The Rare Nintendo Game That Doesn't Have A RatingS

This summer, Nintendo will ship software for the Nintendo DS that's missing something seen on every other game the company publishes—a rating from the Entertainment Software Ratings Board. 100 Classic Books is rated.... nothing.

The software's box art states, instead of showcasing an ESRB rating, "This product does not require age classification." That's a rare sight.

It is, after all, simply a collection of novels and plays from William Shakespeare, Jules Verne, Jane Austen, Mark Twain and others with limited interactivity. 100 Classic Books is little more than an ereader for the Nintendo DS platform.

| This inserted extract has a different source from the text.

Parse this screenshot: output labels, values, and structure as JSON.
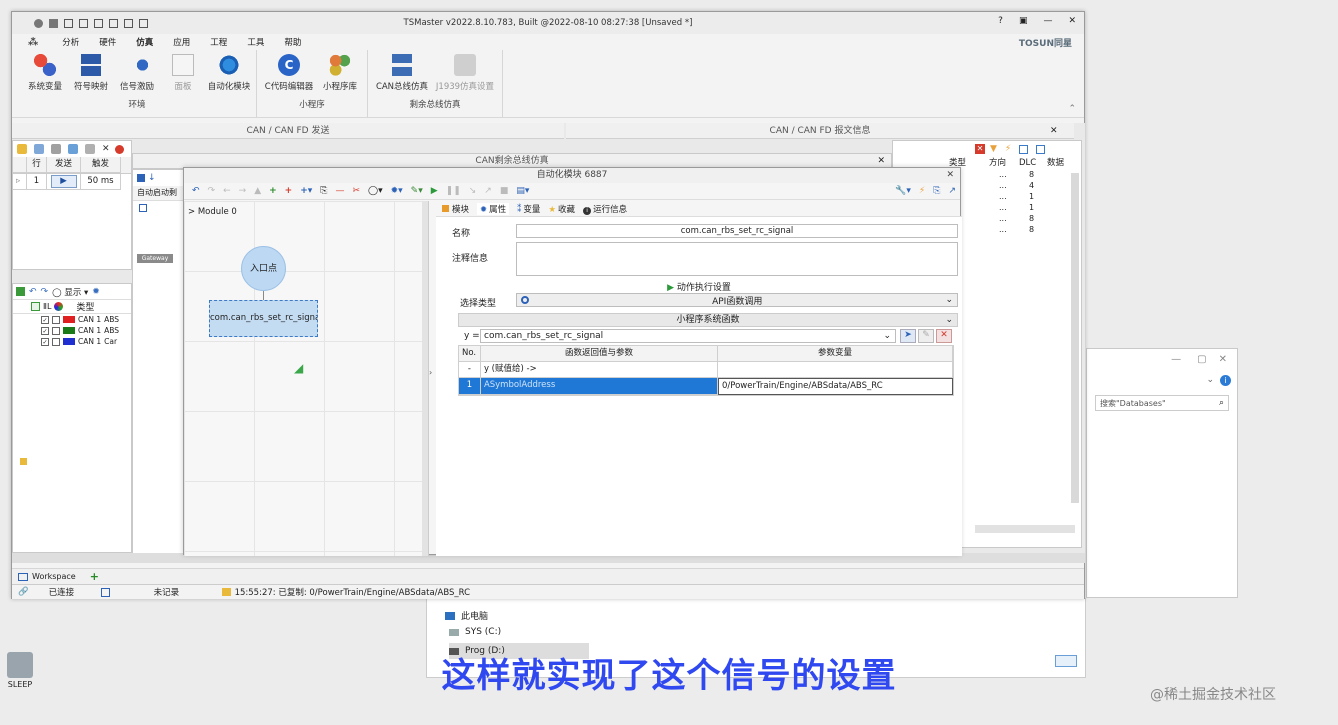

Its interactivity is limited to adjusting the size of text, placing bookmarks and downloading new content from Nintendo's Wi-Fi Connection service.

As the ESRB notes on its official FAQ, the rating system is voluntary, "although virtually all games that are sold at retail in the U.S. and Canada are rated by the ESRB." 100 Classic Books, more of a "non-game" than any other released on the DS, is the rare exception.

Of course, here's the one catch that typically prevents unrated games from appearing on store shelves and on the console platforms you play, according to the ESRB: "Many retailers, including most major chains, have policies to only stock or sell games that carry an ESRB rating, and most console manufacturers will only permit games that have been rated by ESRB to be published for their platforms."

The collection has already been released in Europe and Australia, with the box art similarly absent in ratings from local classification entities.

The content in 100 Classic Books is the kind of fare one would expect to read in grade school and junior high, generally safe stuff like Adventures of Tom Sawyer by Mark Twain and Oliver Twist by Charles Dickens, the kind of E-rated stuff that can be chalked up to "comic mischief."

But some of the included works from Shakespeare, which touch on darker themes like murder, incest, and suicide—hardly Manhunt 2-caliber content—veer toward the less E-rated. We've asked the fine folks at Nintendo how abridged (if at all) the books from Harper Collins are, just out of curiosity's sake.

Update: Nintendo says "All the books are the complete, unabridged editions." The company also points out that 100 Classic Books is not the first Nintendo game released on the Nintendo DS platform to not carry an ESRB rating. Some DSiWare titles, like the Photo Clock, that don't feature video game elements go unrated.